Divorce And Child Custody FAQs
If you have a lot of questions about how divorce and child custody law works in Michigan, you are not alone. Most people in Metro Detroit know very little about family law until something comes up in their personal lives that requires an attorney’s help. A big part of our work at Rebeck & Allen is answering our clients’ questions clearly and honestly.
Here are answers to some of the most common questions from our clients:
How Do Family Law Courts Determine Child Custody?
As in other states, Michigan law requires family court judges to make the child’s best interests the most important consideration. When the parents work out a custody plan, they must present it to the judge for approval based on this criterion. Otherwise, the judge will decide on a plan. Your child’s “best interests” will include their educational, emotional and medical needs. It can also include the child’s personal preference, if they are old enough to have input in such an important decision.
When Is It Time To Take My Divorce Or Custody Dispute To Court?
Trial is usually a last resort in family law. We usually encourage our clients to try to work with their spouse or co-parent to find common ground. A successful out-of-court settlement gives you more control over the outcome, and preserves a cordial relationship with your co-parent
However, there are cases where negotiations are impossible, such as when domestic violence or mental illness are involved — or when the other party refuses to discuss a settlement in good faith, putting your interests at risk. In those cases, we will take your case to trial and do everything possible to obtain a favorable verdict.
When Is Alimony Awarded?
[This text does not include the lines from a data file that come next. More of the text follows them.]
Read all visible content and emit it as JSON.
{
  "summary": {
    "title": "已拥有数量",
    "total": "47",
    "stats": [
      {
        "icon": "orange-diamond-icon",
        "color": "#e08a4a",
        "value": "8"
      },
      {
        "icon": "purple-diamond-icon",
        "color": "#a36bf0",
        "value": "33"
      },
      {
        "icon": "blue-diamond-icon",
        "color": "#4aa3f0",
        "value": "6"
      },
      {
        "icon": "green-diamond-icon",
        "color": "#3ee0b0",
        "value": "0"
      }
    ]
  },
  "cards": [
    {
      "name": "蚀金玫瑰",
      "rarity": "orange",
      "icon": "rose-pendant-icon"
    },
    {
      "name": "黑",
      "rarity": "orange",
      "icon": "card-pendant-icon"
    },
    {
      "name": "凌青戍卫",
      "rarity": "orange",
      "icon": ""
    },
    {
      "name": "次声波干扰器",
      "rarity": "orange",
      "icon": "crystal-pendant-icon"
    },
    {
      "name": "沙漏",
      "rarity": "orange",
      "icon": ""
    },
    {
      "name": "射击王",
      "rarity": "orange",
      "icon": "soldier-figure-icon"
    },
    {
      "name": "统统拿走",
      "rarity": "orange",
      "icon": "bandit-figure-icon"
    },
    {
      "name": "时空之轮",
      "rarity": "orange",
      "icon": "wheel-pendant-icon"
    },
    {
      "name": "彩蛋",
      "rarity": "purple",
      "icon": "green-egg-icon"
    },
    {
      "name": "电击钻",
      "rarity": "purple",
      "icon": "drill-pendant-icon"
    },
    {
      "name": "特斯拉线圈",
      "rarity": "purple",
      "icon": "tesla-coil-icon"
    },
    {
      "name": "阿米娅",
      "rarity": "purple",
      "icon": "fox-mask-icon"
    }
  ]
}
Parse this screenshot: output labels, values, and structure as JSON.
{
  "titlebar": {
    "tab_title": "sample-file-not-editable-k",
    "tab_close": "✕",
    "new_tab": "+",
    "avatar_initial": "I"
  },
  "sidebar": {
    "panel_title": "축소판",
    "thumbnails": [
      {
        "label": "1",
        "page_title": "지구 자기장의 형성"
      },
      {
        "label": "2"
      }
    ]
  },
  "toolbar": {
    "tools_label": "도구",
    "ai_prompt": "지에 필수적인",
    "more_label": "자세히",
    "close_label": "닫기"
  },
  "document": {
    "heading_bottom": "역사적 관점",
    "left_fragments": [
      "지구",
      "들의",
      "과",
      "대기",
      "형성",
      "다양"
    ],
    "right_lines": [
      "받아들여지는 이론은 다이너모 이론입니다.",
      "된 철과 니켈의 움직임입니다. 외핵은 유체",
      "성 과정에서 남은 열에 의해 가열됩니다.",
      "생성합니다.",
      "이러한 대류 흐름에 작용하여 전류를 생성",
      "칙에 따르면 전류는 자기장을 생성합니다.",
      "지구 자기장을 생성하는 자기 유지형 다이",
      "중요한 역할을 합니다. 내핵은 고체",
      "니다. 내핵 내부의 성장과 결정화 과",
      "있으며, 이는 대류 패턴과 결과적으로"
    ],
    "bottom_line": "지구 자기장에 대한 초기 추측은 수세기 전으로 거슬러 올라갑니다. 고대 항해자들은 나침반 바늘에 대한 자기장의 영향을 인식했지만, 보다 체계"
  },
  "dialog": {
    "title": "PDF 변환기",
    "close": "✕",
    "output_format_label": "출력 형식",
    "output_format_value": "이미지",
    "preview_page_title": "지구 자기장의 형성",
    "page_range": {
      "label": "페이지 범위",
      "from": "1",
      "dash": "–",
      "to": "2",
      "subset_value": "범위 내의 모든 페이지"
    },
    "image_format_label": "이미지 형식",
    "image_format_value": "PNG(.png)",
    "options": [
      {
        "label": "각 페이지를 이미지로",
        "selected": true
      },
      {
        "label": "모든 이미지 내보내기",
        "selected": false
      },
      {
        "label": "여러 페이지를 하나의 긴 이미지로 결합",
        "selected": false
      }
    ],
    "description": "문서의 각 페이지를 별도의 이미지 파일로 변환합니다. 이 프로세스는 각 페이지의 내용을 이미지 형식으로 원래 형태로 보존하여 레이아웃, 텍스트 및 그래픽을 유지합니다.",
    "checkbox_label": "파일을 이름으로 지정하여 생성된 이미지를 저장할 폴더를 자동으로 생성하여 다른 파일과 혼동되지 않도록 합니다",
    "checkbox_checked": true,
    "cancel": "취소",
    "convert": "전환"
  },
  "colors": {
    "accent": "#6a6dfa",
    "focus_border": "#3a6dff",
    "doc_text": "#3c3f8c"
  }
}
Spousal support, commonly known as alimony, is intended to help a divorcing spouse who has little or no ability to support themselves financially. This is often the case when one spouse was in charge of the household and child-rearing while the other spouse worked outside the home. Alimony is usually limited to a reasonable length of time to give the recipient time to get necessary education or training to find a job. But in some cases, lifetime alimony is possible.